Kristin Robinson, left, interacts with Clever Clark, middle, and Erick Chabert, right, during Hotdogs and Homework. Photo by Sarah Jean Weaver.
By Sarah Jane Weaver,
LDS Church News
Each youth has gained something from the Hotdogs and Homework program, held on Tuesday nights at the Church of Latter-day Saints (LDS) in Harlem.
Clever Clark, 7, just learned to read; and Daisy Sorcia, 14, doesn’t mind doing homework, but prefers to have fun.
Hotdogs and Homework started five years ago when Jessica Allred, then a young single adult school teacher, saw a need to help young people in the community. With the help of her peers and the support of the local stake, she began offering weekly study groups to youth of the LDS Church in Harlem.
The program grew and, two years later, when Sister Allred left New York, Kristin Robinson of the Morningside Heights Ward, began coordinating the program.
Youth come to the Harlem meetinghouse every Tuesday and work with the same tutor, usually eating pizza for dinner, not hotdogs.
“There is a lot of fostering of relationships,” said Sister Robinson, noting that “people come from all over the city to do this.”
Kimberly Chabert, 17, has been participating in the program since she was 13 years old. “When I first started I had a lot of problems with math homework and solving things I couldn’t do on my own,” she said.
Now, she meets her mentor, Laura Ostler, on Tuesday nights “but whenever I want and have questions, I can call her.”
“Not only do we do homework,” Chabert said, “she is teaching me how to play the piano too.”
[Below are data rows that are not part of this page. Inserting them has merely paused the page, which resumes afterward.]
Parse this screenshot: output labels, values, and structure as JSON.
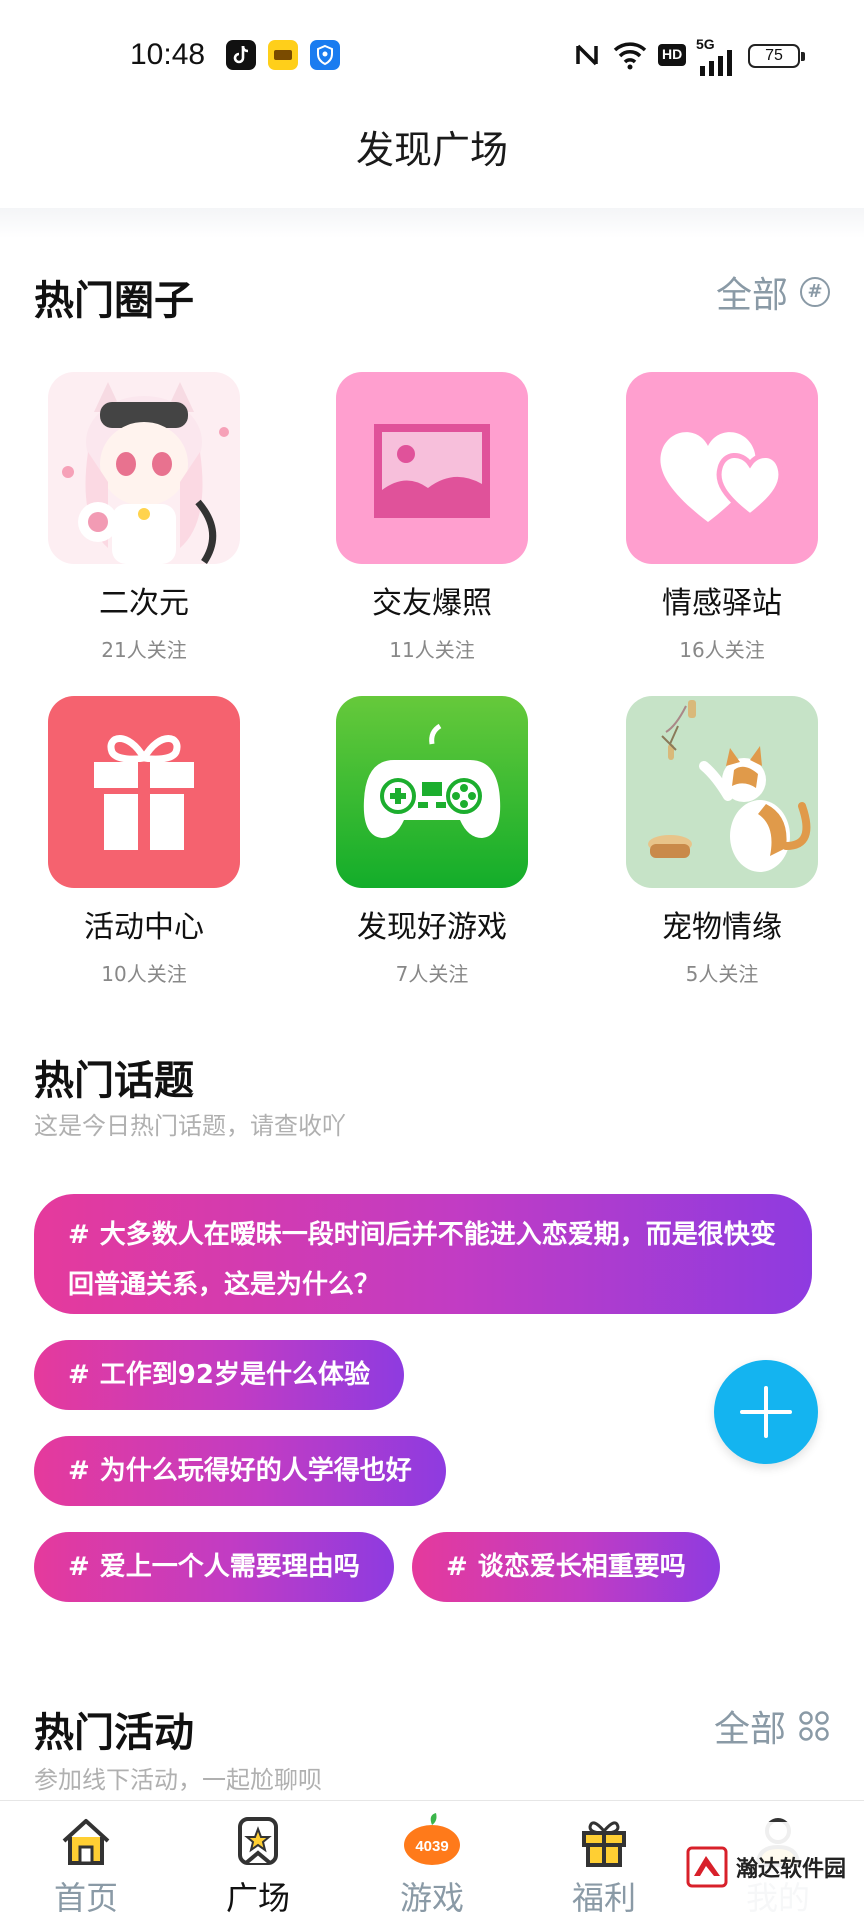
{
  "status_bar": {
    "time": "10:48",
    "battery": "75",
    "network": "5G",
    "hd_badge": "HD",
    "icons": [
      "tiktok-icon",
      "taobao-icon",
      "location-shield-icon",
      "nfc-icon",
      "wifi-icon",
      "signal-icon",
      "battery-icon"
    ]
  },
  "header": {
    "title": "发现广场"
  },
  "hot_circles": {
    "title": "热门圈子",
    "all_label": "全部",
    "items": [
      {
        "name": "二次元",
        "count": "21人关注",
        "icon": "anime-cat-girl-image"
      },
      {
        "name": "交友爆照",
        "count": "11人关注",
        "icon": "photo-icon"
      },
      {
        "name": "情感驿站",
        "count": "16人关注",
        "icon": "hearts-icon"
      },
      {
        "name": "活动中心",
        "count": "10人关注",
        "icon": "gift-icon"
      },
      {
        "name": "发现好游戏",
        "count": "7人关注",
        "icon": "gamepad-icon"
      },
      {
        "name": "宠物情缘",
        "count": "5人关注",
        "icon": "cat-image"
      }
    ]
  },
  "hot_topics": {
    "title": "热门话题",
    "subtitle": "这是今日热门话题，请查收吖",
    "items": [
      {
        "hash": "#",
        "text": "大多数人在暧昧一段时间后并不能进入恋爱期，而是很快变回普通关系，这是为什么？"
      },
      {
        "hash": "#",
        "text": "工作到92岁是什么体验"
      },
      {
        "hash": "#",
        "text": "为什么玩得好的人学得也好"
      },
      {
        "hash": "#",
        "text": "爱上一个人需要理由吗"
      },
      {
        "hash": "#",
        "text": "谈恋爱长相重要吗"
      }
    ]
  },
  "hot_events": {
    "title": "热门活动",
    "subtitle": "参加线下活动，一起尬聊呗",
    "all_label": "全部"
  },
  "bottom_nav": [
    {
      "label": "首页",
      "icon": "home-icon",
      "active": false
    },
    {
      "label": "广场",
      "icon": "plaza-star-icon",
      "active": true
    },
    {
      "label": "游戏",
      "icon": "4039-game-icon",
      "active": false
    },
    {
      "label": "福利",
      "icon": "gift-icon",
      "active": false
    },
    {
      "label": "我的",
      "icon": "user-icon",
      "active": false
    }
  ],
  "game_badge": "4039",
  "watermark": "瀚达软件园",
  "colors": {
    "topic_gradient_start": "#e53a9c",
    "topic_gradient_end": "#8e3be0",
    "fab": "#14b4f0",
    "pink_tile": "#ff9fcf",
    "red_tile": "#f5626f",
    "green_tile": "#2dbb2b",
    "muted_text": "#8a9aa6"
  }
}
Her younger brothers Erick and Christian also participate. Erick has been coming for three years and improved his reading skills through the program.
Christian, 14, wants to play in the NBA, but if that doesn’t work out, he will settle for being “a meteorologist or an attorney.” He comes early each week to set up the tables and has been meeting with his mentor, Brigham Barnes, for two years.
“I think the biggest thing here is that they have people to be accountable to and people to help them,” said Sister Robinson. “It has been a huge success. Because of the program, kids have learned to read, graduated from high school and gone to college.”
In just a few short years, Sister Robinson has seen many successes.
“Consistency and longevity have helped the program flourish,” she explained. “They know why they are here. They feel it is a place of refuge.”
“I want them to know they can also come here and have fun.”
For more information, contact Sarah Weaver at firstname.lastname@example.org.